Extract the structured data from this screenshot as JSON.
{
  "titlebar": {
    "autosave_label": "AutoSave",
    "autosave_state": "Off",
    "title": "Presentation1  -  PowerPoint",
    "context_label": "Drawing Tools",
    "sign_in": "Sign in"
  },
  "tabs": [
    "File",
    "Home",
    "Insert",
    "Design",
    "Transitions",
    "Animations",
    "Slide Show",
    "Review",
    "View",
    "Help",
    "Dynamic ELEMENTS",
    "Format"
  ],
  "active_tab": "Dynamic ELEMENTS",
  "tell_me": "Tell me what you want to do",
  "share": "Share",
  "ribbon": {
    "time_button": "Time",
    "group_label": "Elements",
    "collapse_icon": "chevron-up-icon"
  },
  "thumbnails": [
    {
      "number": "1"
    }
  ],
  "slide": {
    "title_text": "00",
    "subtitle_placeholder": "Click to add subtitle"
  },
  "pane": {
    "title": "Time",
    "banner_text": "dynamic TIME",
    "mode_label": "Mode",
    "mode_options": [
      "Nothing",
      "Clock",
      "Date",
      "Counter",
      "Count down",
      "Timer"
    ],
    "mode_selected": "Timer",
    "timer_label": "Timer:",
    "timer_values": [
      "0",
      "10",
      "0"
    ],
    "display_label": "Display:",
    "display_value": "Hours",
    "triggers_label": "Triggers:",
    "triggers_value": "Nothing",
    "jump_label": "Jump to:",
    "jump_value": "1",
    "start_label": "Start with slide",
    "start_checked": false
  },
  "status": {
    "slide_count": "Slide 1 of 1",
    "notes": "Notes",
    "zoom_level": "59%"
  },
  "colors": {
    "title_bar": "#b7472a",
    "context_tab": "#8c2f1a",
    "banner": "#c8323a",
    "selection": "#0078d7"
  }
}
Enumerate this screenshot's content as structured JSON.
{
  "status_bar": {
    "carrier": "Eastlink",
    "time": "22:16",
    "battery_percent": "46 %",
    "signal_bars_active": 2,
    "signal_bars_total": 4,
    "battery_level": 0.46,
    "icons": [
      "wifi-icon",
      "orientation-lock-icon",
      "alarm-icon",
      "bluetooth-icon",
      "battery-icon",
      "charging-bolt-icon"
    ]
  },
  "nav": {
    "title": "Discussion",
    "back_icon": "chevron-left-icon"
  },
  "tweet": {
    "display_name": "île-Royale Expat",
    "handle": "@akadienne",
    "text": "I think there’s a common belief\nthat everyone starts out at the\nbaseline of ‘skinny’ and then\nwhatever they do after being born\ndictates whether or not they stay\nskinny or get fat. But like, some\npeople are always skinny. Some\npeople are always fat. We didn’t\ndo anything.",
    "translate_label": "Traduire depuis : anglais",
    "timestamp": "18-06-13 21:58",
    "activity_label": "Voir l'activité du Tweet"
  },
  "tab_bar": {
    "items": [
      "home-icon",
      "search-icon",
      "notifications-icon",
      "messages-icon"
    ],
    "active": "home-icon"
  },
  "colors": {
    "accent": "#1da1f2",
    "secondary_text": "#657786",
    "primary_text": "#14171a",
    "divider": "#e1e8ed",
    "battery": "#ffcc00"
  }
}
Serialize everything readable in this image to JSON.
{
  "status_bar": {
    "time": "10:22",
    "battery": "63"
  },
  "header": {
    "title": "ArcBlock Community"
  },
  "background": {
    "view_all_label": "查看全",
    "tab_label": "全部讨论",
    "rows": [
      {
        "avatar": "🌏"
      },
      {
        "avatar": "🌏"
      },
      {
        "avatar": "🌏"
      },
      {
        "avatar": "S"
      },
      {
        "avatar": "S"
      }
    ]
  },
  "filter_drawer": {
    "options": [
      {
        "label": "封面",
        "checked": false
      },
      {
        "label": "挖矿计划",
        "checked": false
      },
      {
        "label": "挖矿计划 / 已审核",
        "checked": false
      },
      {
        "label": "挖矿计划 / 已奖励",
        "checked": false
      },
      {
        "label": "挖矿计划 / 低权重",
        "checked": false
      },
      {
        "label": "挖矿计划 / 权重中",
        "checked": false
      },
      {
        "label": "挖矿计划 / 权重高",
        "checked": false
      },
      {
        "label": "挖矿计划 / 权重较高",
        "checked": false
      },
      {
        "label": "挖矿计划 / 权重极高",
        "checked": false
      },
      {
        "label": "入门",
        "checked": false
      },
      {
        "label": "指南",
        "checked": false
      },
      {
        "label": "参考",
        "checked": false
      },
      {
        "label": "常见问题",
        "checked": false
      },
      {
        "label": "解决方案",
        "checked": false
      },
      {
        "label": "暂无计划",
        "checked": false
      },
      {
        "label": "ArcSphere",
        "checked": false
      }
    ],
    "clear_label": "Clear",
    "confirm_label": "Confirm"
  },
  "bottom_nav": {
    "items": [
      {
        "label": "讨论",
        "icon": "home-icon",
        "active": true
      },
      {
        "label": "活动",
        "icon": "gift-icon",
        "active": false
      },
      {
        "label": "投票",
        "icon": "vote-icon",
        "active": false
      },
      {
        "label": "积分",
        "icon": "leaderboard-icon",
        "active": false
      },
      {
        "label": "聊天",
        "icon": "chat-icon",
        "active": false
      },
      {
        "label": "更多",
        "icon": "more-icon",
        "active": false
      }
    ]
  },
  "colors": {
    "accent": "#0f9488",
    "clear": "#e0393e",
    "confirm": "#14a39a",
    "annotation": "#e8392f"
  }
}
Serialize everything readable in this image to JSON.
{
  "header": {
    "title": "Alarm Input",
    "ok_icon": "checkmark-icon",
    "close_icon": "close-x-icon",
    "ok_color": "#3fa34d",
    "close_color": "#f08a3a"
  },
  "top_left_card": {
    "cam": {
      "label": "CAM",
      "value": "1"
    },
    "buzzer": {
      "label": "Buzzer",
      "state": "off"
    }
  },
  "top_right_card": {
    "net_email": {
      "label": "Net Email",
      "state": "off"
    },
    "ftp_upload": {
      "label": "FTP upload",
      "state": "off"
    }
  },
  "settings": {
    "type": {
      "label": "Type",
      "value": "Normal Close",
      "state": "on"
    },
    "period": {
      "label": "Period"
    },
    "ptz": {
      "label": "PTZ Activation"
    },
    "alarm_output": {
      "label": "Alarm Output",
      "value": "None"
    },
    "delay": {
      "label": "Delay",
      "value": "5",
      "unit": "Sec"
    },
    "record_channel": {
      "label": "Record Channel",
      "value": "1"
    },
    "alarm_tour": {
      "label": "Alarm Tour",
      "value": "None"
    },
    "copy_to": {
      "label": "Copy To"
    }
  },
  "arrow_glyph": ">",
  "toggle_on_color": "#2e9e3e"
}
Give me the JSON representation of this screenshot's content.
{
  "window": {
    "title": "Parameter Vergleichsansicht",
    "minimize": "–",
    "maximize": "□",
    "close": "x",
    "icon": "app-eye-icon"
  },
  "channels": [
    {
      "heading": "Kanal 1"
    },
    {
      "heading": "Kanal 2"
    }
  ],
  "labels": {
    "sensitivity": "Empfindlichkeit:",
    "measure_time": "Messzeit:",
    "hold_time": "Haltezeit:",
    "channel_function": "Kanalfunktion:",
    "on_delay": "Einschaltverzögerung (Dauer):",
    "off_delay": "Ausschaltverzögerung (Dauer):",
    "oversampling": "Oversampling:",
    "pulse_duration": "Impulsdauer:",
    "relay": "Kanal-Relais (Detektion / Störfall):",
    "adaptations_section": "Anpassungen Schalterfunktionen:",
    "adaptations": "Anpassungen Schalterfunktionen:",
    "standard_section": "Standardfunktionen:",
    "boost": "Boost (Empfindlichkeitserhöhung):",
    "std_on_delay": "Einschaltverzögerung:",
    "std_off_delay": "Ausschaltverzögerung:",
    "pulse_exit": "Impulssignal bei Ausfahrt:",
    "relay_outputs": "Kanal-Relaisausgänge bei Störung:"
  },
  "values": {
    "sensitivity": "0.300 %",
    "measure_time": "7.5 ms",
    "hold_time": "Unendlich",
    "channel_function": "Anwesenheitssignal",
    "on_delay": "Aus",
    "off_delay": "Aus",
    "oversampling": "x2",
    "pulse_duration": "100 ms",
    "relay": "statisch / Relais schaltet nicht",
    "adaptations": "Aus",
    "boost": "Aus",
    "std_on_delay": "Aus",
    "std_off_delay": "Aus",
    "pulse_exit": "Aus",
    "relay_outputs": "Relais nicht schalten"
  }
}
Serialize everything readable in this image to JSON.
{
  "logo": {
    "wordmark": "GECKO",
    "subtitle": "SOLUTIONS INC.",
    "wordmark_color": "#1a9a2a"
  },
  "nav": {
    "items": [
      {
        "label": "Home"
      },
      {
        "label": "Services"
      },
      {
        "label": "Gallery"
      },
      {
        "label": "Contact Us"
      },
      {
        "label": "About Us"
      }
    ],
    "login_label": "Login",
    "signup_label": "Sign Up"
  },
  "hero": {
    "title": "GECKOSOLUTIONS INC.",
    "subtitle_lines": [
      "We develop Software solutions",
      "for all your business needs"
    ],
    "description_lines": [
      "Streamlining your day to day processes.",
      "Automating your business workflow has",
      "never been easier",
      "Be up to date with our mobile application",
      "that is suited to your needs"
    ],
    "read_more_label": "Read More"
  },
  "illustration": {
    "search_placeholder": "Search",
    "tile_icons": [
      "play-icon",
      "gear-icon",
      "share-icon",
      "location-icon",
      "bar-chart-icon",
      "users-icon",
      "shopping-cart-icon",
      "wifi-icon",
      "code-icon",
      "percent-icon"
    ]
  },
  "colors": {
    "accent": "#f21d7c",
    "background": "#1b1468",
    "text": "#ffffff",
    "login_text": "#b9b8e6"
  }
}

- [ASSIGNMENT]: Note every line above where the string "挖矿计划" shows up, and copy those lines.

- [OUTPUT OF THE EXERCISE]:
        "label": "挖矿计划",
        "label": "挖矿计划 / 已审核",
        "label": "挖矿计划 / 已奖励",
        "label": "挖矿计划 / 低权重",
        "label": "挖矿计划 / 权重中",
        "label": "挖矿计划 / 权重高",
        "label": "挖矿计划 / 权重较高",
        "label": "挖矿计划 / 权重极高",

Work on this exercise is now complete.